Sean O’Maille is a native of Galway. With a background in Psychology, he made his acting debut in Father Music Theatre’s production of In the Beginning (2007). His acting career has been busy since then, having taken the lead in Genesis theatre group’s production of Pink Floyd – The Wall, with the special permission of Roger Waters. After some formal training his next three roles were the lead in Easysingles, The Magistrate in an adaptation of Gogol’s The Government Inspector. (Performed in Druid Theatre) and Father Antony in the much celebrated Tarry Flynn, which played to sell-out crowds in the main stage of the Town Hall for six nights. You can see him on screen as Soldier Charlie in the upcoming No Eye to Pity Her, Which deals with Cromwell’s forces in Ireland and also as Brendan Flood in the adaptation of Ken Bruen’s The Magdalene Martyrs, which is due out in the Spring. This is his first role with Truman Town Theatre.

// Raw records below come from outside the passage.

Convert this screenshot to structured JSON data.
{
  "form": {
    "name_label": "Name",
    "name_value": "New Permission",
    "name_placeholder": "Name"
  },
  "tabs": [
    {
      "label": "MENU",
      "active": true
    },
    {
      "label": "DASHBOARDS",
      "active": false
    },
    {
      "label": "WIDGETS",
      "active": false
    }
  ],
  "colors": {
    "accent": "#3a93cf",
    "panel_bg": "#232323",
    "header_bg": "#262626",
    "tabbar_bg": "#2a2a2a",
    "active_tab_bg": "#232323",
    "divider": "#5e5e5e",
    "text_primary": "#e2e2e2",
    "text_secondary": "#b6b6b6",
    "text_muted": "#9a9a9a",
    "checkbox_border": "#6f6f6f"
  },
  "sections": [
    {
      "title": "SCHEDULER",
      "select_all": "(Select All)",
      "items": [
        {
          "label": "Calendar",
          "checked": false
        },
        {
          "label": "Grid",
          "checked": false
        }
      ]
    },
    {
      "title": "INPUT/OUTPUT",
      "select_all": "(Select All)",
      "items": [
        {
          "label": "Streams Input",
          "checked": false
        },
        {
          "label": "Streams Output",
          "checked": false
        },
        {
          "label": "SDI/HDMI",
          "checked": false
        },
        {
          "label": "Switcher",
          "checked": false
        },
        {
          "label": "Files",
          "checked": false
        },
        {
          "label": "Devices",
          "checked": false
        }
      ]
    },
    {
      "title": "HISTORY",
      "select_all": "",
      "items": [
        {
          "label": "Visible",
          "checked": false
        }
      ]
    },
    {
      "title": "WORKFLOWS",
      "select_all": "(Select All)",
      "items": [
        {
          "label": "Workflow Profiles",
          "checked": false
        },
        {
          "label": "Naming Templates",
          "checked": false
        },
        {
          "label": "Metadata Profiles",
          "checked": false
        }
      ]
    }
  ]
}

Theresa Leahy studied acting at the Dublin School of Acting. Theresa has directed and acted with groups in north Clare including the Burren players where she played Miss Dee in Sharon’s Grave which after a successful run toured to Boston. Last year Theresa directed and acted in her own theatre company’s StoneMad Production of Kissing Sid James. In December 2010 Theresa co-directed with Mairead Ni Chonduin Canadh le Cheile. 400 children from 5 schools in County Clare had two unique concerts with original music and script. Theresa facilitates and directs the Clare Youth Theatre and has just staged their end of year show A Man’s Game at Glor, Ennis. This is her first role with Truman Town Theatre.
Cathal Leonard Having studied acting at Bull Alley in Dublin, Cathal has been working in theatre on and off for about for five years now. Having played the lead in classics such as Philadelphia here I Come, The Cripple of Inishman and Waiting for Godot, he considers himself an energetic actor, eager for new challenges and always delights in innovative work that contravenes conventional theatre. He comes from Ballinrobe and this is his first role with Truman Town Theatre.
Niamh Shiggins is from Wexford town and is currently doing a MA in Drama and Theatre at NUI Galway. Recently, she completed a course in Ensemble Acting and Devising with Max Hafler and workshops in corporeal mime, composition and repertoire with The Blue Raincoat Theatre Company. She is in the process of studying The Chekhov Technique and is also trained in modern dance and voice. She has previously worked with Oyster Lane Theatre group, Wexford Light Opera Society, Wexford Festival Opera and Mater Dei Drama Society. Her favourite roles, to date, include Rose – Dancing at Lughnasa, Angela – Bedtime Story, Abigail – The Crucible, Fiona Brigadoon and Ermengarde Hello Dolly. This is Niamh’s first role with Truman Town Theatre.
Conor Geoghan is from Galway started his acting career with Galway Youth Theatre in 2005, where he acted in many shows.In 2008 trained in Ecole Philippe Gaulier, in Paris. Some of the shows he acted in are This Means War, 2008, Bright Smoke Cold Fire(Project 2006), also The Tudors Channel Four (2007), The Dove and the Crow, It Won’t Be Great When I’m Not Here and Heroes: Freefall (TYGER Theatre Co.).
Cast and Creatives